WORK TO BE COMPLETED:
Write out the material below again, line for line, without any images.
------ RECORDS PROVIDED
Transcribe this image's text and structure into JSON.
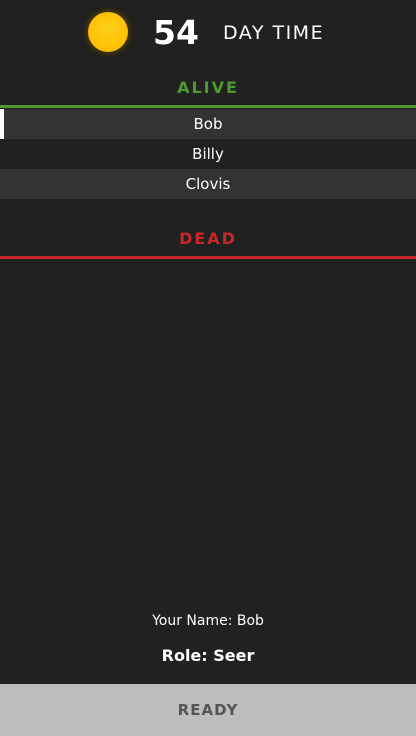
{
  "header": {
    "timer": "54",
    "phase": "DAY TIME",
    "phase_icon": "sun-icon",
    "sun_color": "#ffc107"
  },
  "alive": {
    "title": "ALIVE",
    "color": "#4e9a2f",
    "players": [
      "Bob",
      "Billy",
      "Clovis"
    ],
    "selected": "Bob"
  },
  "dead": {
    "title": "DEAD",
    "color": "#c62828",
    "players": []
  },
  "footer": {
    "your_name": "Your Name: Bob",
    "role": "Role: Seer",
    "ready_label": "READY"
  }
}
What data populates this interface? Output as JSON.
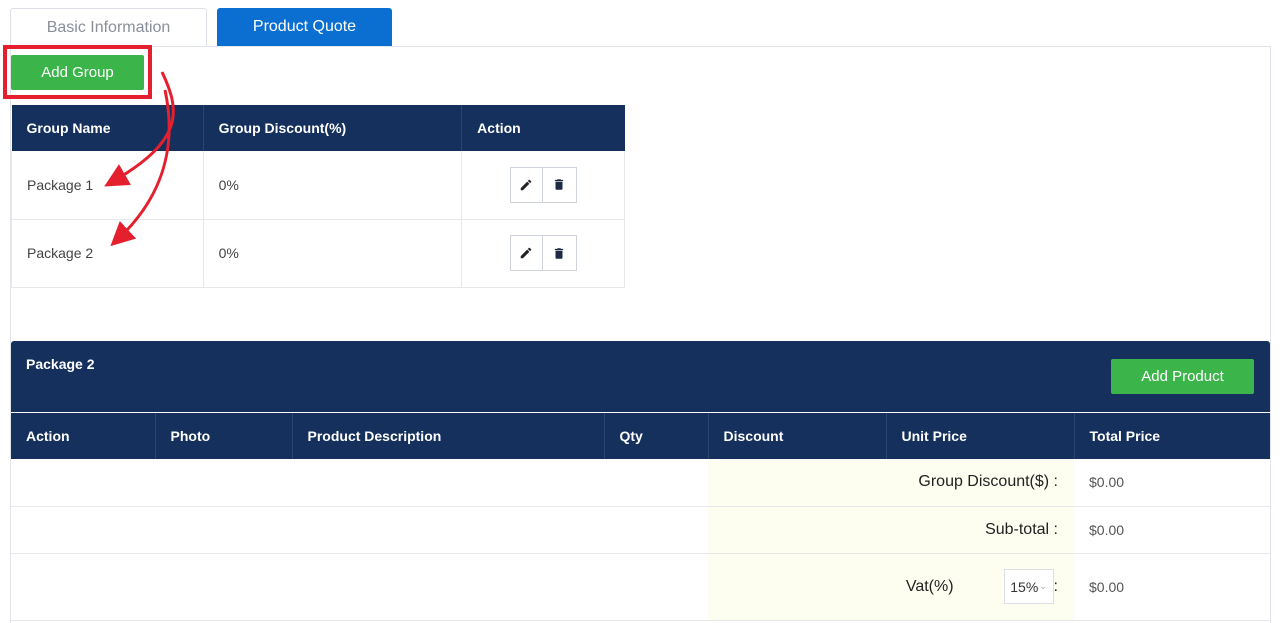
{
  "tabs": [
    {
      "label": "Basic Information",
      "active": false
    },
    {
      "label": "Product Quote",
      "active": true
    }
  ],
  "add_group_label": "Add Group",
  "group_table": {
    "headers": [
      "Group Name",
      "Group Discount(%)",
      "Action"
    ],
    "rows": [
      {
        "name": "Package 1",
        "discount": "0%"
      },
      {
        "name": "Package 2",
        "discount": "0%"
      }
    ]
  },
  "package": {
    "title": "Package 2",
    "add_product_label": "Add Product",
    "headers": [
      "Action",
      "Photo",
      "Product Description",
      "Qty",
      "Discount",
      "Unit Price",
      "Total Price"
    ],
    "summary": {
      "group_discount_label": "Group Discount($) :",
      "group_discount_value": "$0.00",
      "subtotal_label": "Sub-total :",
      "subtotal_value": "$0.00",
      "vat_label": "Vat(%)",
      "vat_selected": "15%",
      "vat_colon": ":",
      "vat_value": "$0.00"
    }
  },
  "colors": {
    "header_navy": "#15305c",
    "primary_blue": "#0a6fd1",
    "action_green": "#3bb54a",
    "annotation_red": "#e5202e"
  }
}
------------
OUTPUT BELOW:
Transcribe this image's text and structure into JSON.
{
  "header": {
    "timer": "54",
    "phase": "DAY TIME",
    "phase_icon": "sun-icon",
    "sun_color": "#ffc107"
  },
  "alive": {
    "title": "ALIVE",
    "color": "#4e9a2f",
    "players": [
      "Bob",
      "Billy",
      "Clovis"
    ],
    "selected": "Bob"
  },
  "dead": {
    "title": "DEAD",
    "color": "#c62828",
    "players": []
  },
  "footer": {
    "your_name": "Your Name: Bob",
    "role": "Role: Seer",
    "ready_label": "READY"
  }
}
What data populates this interface? Output as JSON.
{
  "tabs": [
    {
      "label": "Basic Information",
      "active": false
    },
    {
      "label": "Product Quote",
      "active": true
    }
  ],
  "add_group_label": "Add Group",
  "group_table": {
    "headers": [
      "Group Name",
      "Group Discount(%)",
      "Action"
    ],
    "rows": [
      {
        "name": "Package 1",
        "discount": "0%"
      },
      {
        "name": "Package 2",
        "discount": "0%"
      }
    ]
  },
  "package": {
    "title": "Package 2",
    "add_product_label": "Add Product",
    "headers": [
      "Action",
      "Photo",
      "Product Description",
      "Qty",
      "Discount",
      "Unit Price",
      "Total Price"
    ],
    "summary": {
      "group_discount_label": "Group Discount($) :",
      "group_discount_value": "$0.00",
      "subtotal_label": "Sub-total :",
      "subtotal_value": "$0.00",
      "vat_label": "Vat(%)",
      "vat_selected": "15%",
      "vat_colon": ":",
      "vat_value": "$0.00"
    }
  },
  "colors": {
    "header_navy": "#15305c",
    "primary_blue": "#0a6fd1",
    "action_green": "#3bb54a",
    "annotation_red": "#e5202e"
  }
}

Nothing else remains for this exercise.